I agree with a previous poster, perhaps it's the area you are in. I have a good relationship with all the NP's I know. They were nurses, they understand the job I do. I am currently in an MSN-FNP program, not because it is any "better" than many other options or degrees, but because after 19 years of inpatient acute care I feel I would like to move out of the hospital to a "normal" work week, stop working every holiday etc. MSN-FNP seemed to be a natural progression to my education and career path.

Yeah. I like working with patients but wanted to have a more normal schedule and get out of inpatient psych (love psych, hate the MH system). In my area I'll make more as an outpatient NP than as an inpatient nurse (since an outpatient nurse typically makes less, that seems like a good distinction), but not dramatically more, and it's not my primary motivator. Weekends and holidays off, working outpatient, and actually helping people is a win-win-win.

But, that's me. Apparently some people like night shift at the hospital enough to start threads about it. I've avoided whatever head trauma they've obviously suffered, but good for them, right? Do whatever you feel like. I'm a total team player. Everyone has a role, and I don't care if you're a house keeper, a receptionist, or an MD, we all play on the same team.

ixchel

Specializes in critical care.

I have never encountered this attitude, either. All (except one) of the NPs I've known and worked with have been wonderful and patient-centered. I've appreciated the very evident difference between NP and MD in practice, seeing how the NPs focus strongly not just on treatment of things gone wrong, but also on what is going on holistically. Not saying a good doctor skips this, mind you, but it's not as much a priority. They have case managers and floor nurses filling those gaps for them. I love NPs!

dirtyhippiegirl, BSN, RN

Specializes in PDN; Burn; Phone triage. Has 8 years experience.

I do wonder whether the NP job bubble is going to burst? I have absolutely no hard numbers but it does seem like "everyone" is either in NP school or planning on it. In my last unit, 1/2 of the nurses were in school part-time to become NPs. I would get floated to higher acuity ICUs and the numbers would be worse when you threw in the folks leaving to start CRNA school.

At some point there ia going to be a glut of NPs, right?

ixchel

Specializes in critical care.

Yeah. I like working with patients but wanted to have a more normal schedule and get out of inpatient psych (love psych, hate the MH system). In my area I'll make more as an outpatient NP than as an inpatient nurse (since an outpatient nurse typically makes less, that seems like a good distinction), but not dramatically more, and it's not my primary motivator. Weekends and holidays off, working outpatient, and actually helping people is a win-win-win.

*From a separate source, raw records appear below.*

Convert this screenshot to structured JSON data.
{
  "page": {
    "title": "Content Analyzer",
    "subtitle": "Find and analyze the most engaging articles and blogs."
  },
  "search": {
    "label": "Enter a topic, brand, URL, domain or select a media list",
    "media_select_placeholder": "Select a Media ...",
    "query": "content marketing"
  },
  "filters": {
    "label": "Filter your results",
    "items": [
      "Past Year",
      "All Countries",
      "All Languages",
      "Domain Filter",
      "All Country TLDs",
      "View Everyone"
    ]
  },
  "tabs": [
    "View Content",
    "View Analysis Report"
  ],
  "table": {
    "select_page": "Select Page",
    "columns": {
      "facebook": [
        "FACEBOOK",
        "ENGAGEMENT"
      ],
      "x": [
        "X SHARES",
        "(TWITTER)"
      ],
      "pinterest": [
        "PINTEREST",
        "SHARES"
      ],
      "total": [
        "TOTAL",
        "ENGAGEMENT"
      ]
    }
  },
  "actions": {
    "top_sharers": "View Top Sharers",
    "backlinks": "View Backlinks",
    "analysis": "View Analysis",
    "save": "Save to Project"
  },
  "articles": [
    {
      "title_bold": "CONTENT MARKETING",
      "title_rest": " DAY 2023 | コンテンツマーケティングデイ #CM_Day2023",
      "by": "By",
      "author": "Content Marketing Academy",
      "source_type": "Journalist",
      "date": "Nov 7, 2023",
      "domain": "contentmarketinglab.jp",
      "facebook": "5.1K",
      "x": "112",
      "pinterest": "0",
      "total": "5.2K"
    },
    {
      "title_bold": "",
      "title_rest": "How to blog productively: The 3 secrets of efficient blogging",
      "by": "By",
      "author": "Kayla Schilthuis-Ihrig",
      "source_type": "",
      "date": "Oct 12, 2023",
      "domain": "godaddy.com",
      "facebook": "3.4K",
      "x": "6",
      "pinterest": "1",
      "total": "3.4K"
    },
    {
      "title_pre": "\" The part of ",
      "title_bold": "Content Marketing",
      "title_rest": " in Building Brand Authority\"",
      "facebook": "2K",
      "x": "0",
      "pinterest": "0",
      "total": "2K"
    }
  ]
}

But, that's me. Apparently some people like night shift at the hospital enough to start threads about it. I've avoided whatever head trauma they've obviously suffered, but good for them, right? Do whatever you feel like. I'm a total team player. Everyone has a role, and I don't care if you're a house keeper, a receptionist, or an MD, we all play on the same team.

Night shift is amazeballs. More money, less annoying interruptions, and usually there is time for my derrière to hit a chair at some point.

Carry on.

Hoosier_RN, MSN

Specializes in dialysis. Has 28 years experience.

I want to add to my first post that I know approximately 10 NPs, and I can only say 2 have the attitude. The rest are down to earth.

Dogen

Specializes in Behavioral Health. Has 1 years experience.

Night shift is amazeballs. More money, less annoying interruptions, and usually there is time for my derrière to hit a chair at some point.

Carry on.

So, show me on Mr. Teddy where in the head you were injured...

LDAthleteNurse, BSN, RN

Specializes in Labor and Delivery.

Everyone one keeps saying that MSNs, CRNAs, and FNPs are going to flood the market, but does anyone have any hard numbers? To me, my BSN is a means to an end. I in no way want to be at the bedside for my whole career, so I am about 98% sure I will be going back. I'm 23 now and hope to be done with school completely by the age of 30.